Five marine sports operators are wondering why the Department of Public Lands finds it necessary to file pleadings supporting Tasi Tours & Transportation Inc.'s motion that asks the Superior Court to reconsider its ruling on the bond requirement.
“DPL is using government resources for this improper purpose, and the motion should be summarily denied,” according to attorney Mark A. Scoggins, counsel for the five marine sports operators.
At no time does DPL provide any argument that it is adversely impacted by the injunction order, said Scoggins yesterday in the marine sports operators' opposition to DPL's pleadings.
Scoggins said that DPL only asserts Tasi Tours' interests, arguing that Tasi Tours, a private company able to speak for itself, is “effectively unsecured.”
The lawyer said there is no reason beyond the “political pressure” exerted by Tasi Tours against DPL for DPL to bring this motion.

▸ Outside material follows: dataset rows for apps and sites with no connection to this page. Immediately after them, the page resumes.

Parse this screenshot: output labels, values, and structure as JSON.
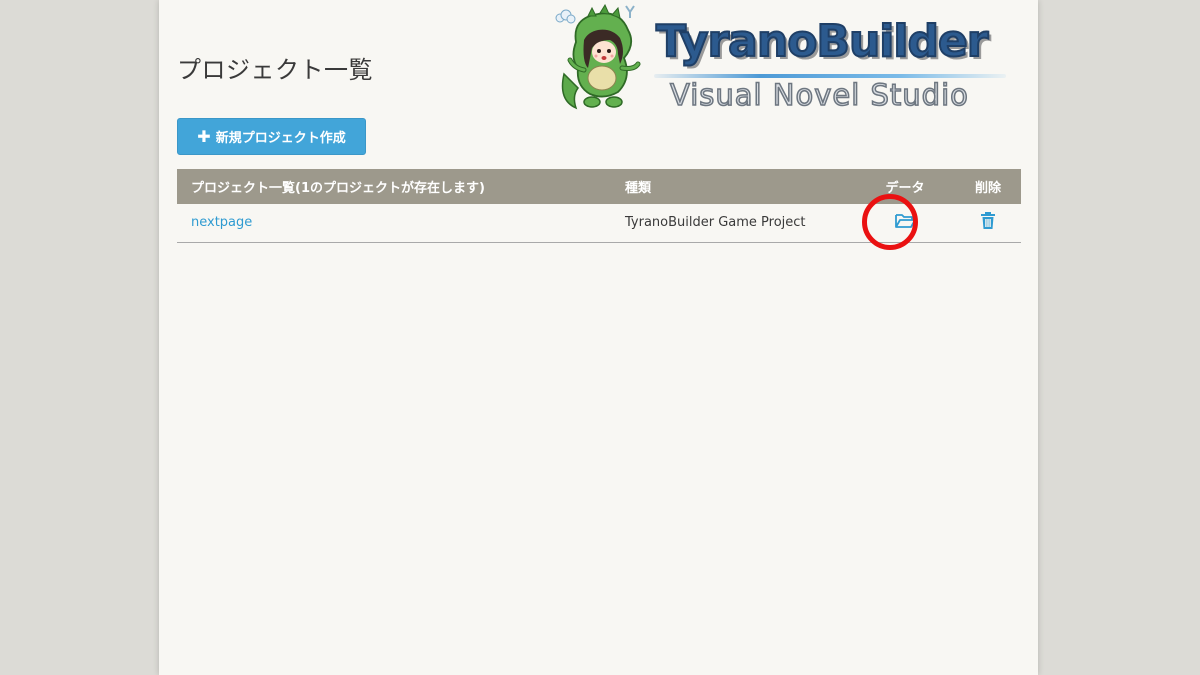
{
  "page": {
    "title": "プロジェクト一覧"
  },
  "logo": {
    "title": "TyranoBuilder",
    "subtitle": "Visual Novel Studio",
    "icon": "dinosaur-mascot-icon"
  },
  "toolbar": {
    "new_project_label": "新規プロジェクト作成",
    "new_project_icon": "plus-icon"
  },
  "table": {
    "headers": {
      "name": "プロジェクト一覧(1のプロジェクトが存在します)",
      "type": "種類",
      "data": "データ",
      "delete": "削除"
    },
    "rows": [
      {
        "name": "nextpage",
        "type": "TyranoBuilder Game Project",
        "data_icon": "folder-open-icon",
        "delete_icon": "trash-icon"
      }
    ]
  },
  "colors": {
    "accent": "#42a5d9",
    "link": "#2f9bd1",
    "header_bg": "#9d998c",
    "highlight": "#ea1111",
    "page_bg": "#f8f7f3",
    "outer_bg": "#dcdbd6"
  }
}
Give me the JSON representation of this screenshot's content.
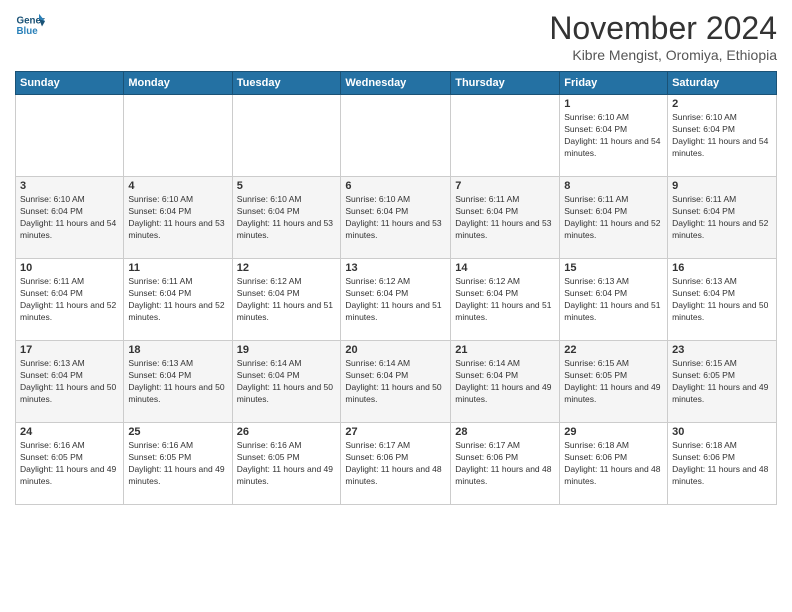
{
  "header": {
    "logo_line1": "General",
    "logo_line2": "Blue",
    "month_title": "November 2024",
    "location": "Kibre Mengist, Oromiya, Ethiopia"
  },
  "weekdays": [
    "Sunday",
    "Monday",
    "Tuesday",
    "Wednesday",
    "Thursday",
    "Friday",
    "Saturday"
  ],
  "weeks": [
    [
      {
        "day": "",
        "info": ""
      },
      {
        "day": "",
        "info": ""
      },
      {
        "day": "",
        "info": ""
      },
      {
        "day": "",
        "info": ""
      },
      {
        "day": "",
        "info": ""
      },
      {
        "day": "1",
        "info": "Sunrise: 6:10 AM\nSunset: 6:04 PM\nDaylight: 11 hours and 54 minutes."
      },
      {
        "day": "2",
        "info": "Sunrise: 6:10 AM\nSunset: 6:04 PM\nDaylight: 11 hours and 54 minutes."
      }
    ],
    [
      {
        "day": "3",
        "info": "Sunrise: 6:10 AM\nSunset: 6:04 PM\nDaylight: 11 hours and 54 minutes."
      },
      {
        "day": "4",
        "info": "Sunrise: 6:10 AM\nSunset: 6:04 PM\nDaylight: 11 hours and 53 minutes."
      },
      {
        "day": "5",
        "info": "Sunrise: 6:10 AM\nSunset: 6:04 PM\nDaylight: 11 hours and 53 minutes."
      },
      {
        "day": "6",
        "info": "Sunrise: 6:10 AM\nSunset: 6:04 PM\nDaylight: 11 hours and 53 minutes."
      },
      {
        "day": "7",
        "info": "Sunrise: 6:11 AM\nSunset: 6:04 PM\nDaylight: 11 hours and 53 minutes."
      },
      {
        "day": "8",
        "info": "Sunrise: 6:11 AM\nSunset: 6:04 PM\nDaylight: 11 hours and 52 minutes."
      },
      {
        "day": "9",
        "info": "Sunrise: 6:11 AM\nSunset: 6:04 PM\nDaylight: 11 hours and 52 minutes."
      }
    ],
    [
      {
        "day": "10",
        "info": "Sunrise: 6:11 AM\nSunset: 6:04 PM\nDaylight: 11 hours and 52 minutes."
      },
      {
        "day": "11",
        "info": "Sunrise: 6:11 AM\nSunset: 6:04 PM\nDaylight: 11 hours and 52 minutes."
      },
      {
        "day": "12",
        "info": "Sunrise: 6:12 AM\nSunset: 6:04 PM\nDaylight: 11 hours and 51 minutes."
      },
      {
        "day": "13",
        "info": "Sunrise: 6:12 AM\nSunset: 6:04 PM\nDaylight: 11 hours and 51 minutes."
      },
      {
        "day": "14",
        "info": "Sunrise: 6:12 AM\nSunset: 6:04 PM\nDaylight: 11 hours and 51 minutes."
      },
      {
        "day": "15",
        "info": "Sunrise: 6:13 AM\nSunset: 6:04 PM\nDaylight: 11 hours and 51 minutes."
      },
      {
        "day": "16",
        "info": "Sunrise: 6:13 AM\nSunset: 6:04 PM\nDaylight: 11 hours and 50 minutes."
      }
    ],
    [
      {
        "day": "17",
        "info": "Sunrise: 6:13 AM\nSunset: 6:04 PM\nDaylight: 11 hours and 50 minutes."
      },
      {
        "day": "18",
        "info": "Sunrise: 6:13 AM\nSunset: 6:04 PM\nDaylight: 11 hours and 50 minutes."
      },
      {
        "day": "19",
        "info": "Sunrise: 6:14 AM\nSunset: 6:04 PM\nDaylight: 11 hours and 50 minutes."
      },
      {
        "day": "20",
        "info": "Sunrise: 6:14 AM\nSunset: 6:04 PM\nDaylight: 11 hours and 50 minutes."
      },
      {
        "day": "21",
        "info": "Sunrise: 6:14 AM\nSunset: 6:04 PM\nDaylight: 11 hours and 49 minutes."
      },
      {
        "day": "22",
        "info": "Sunrise: 6:15 AM\nSunset: 6:05 PM\nDaylight: 11 hours and 49 minutes."
      },
      {
        "day": "23",
        "info": "Sunrise: 6:15 AM\nSunset: 6:05 PM\nDaylight: 11 hours and 49 minutes."
      }
    ],
    [
      {
        "day": "24",
        "info": "Sunrise: 6:16 AM\nSunset: 6:05 PM\nDaylight: 11 hours and 49 minutes."
      },
      {
        "day": "25",
        "info": "Sunrise: 6:16 AM\nSunset: 6:05 PM\nDaylight: 11 hours and 49 minutes."
      },
      {
        "day": "26",
        "info": "Sunrise: 6:16 AM\nSunset: 6:05 PM\nDaylight: 11 hours and 49 minutes."
      },
      {
        "day": "27",
        "info": "Sunrise: 6:17 AM\nSunset: 6:06 PM\nDaylight: 11 hours and 48 minutes."
      },
      {
        "day": "28",
        "info": "Sunrise: 6:17 AM\nSunset: 6:06 PM\nDaylight: 11 hours and 48 minutes."
      },
      {
        "day": "29",
        "info": "Sunrise: 6:18 AM\nSunset: 6:06 PM\nDaylight: 11 hours and 48 minutes."
      },
      {
        "day": "30",
        "info": "Sunrise: 6:18 AM\nSunset: 6:06 PM\nDaylight: 11 hours and 48 minutes."
      }
    ]
  ]
}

“DPL has no interest in ensuring there is a secured bond in place to protect a private company such as Tasi Tours,” Scoggins said.
The motion, Scoggins said, is a waste of resources and that no further hearings or inquiry is needed.
DPL recently filed a memorandum supporting Tasi Tours' motion that asks the court to reconsider its ruling that allowed the five marine sports operators to post a $60,172.95 in unsecured bond on top of the $1,861.05 that they had already posted as bond requirement in connection with their lawsuit against DPL.
Assistant attorney general Michael Wilt, counsel for DPL, asserts that the court's order is internally inconsistent and leaves Tasi Tours, a concessionaire of DPL, effectively unsecured.
“Clarification is necessary to the DPL because the DPL is charged with the responsibility of enforcing the rights of Tasi Tours, made pursuant to their concession agreement with the DPL,” the government lawyer said.
Earlier, Tasi Tours, through counsel Rexford C. Kosack, requested clarification of Superior Court associate judge Joseph N. Camacho's Aug. 22, 2012, order regarding the bond for preliminary injunction.
Kosack said that Camacho issued a preliminary injunction without giving the security for the payment of all the damages that might be suffered by Tasi Tours-contrary to the Rules of Civil Procedure.
In response to Tasi Tours' motions for reconsideration and clarification, Scoggins stated that the filing of the motions is part of Tasi Tours' strategy to litigate them to death.
Last Aug. 23, the five marine sports operators resumed their business operations after complying with Camacho's bond requirement order.
The operators-Island Marine Sports Inc., Aquatic Marine Co. Inc., Automarine Inc., Seahorse Inc., and BSEA Inc.-signed an acknowledgment of their responsibility for the unsecured amount.
The preliminary injunction that Camacho issued last July 19 granted the marine sports operators' request to maintain the status quo on Managaha access until their lawsuit against DPL is decided on its merits.
The operators are suing DPL to invalidate the department's “rule” promulgated on Dec. 13, 2011, and June 14, 2012, pertaining to Managaha access. The “rule” prohibits marine sports operators from picking up customers on Managaha Island for their tours unless they are Tasi Tours or its subcontractors.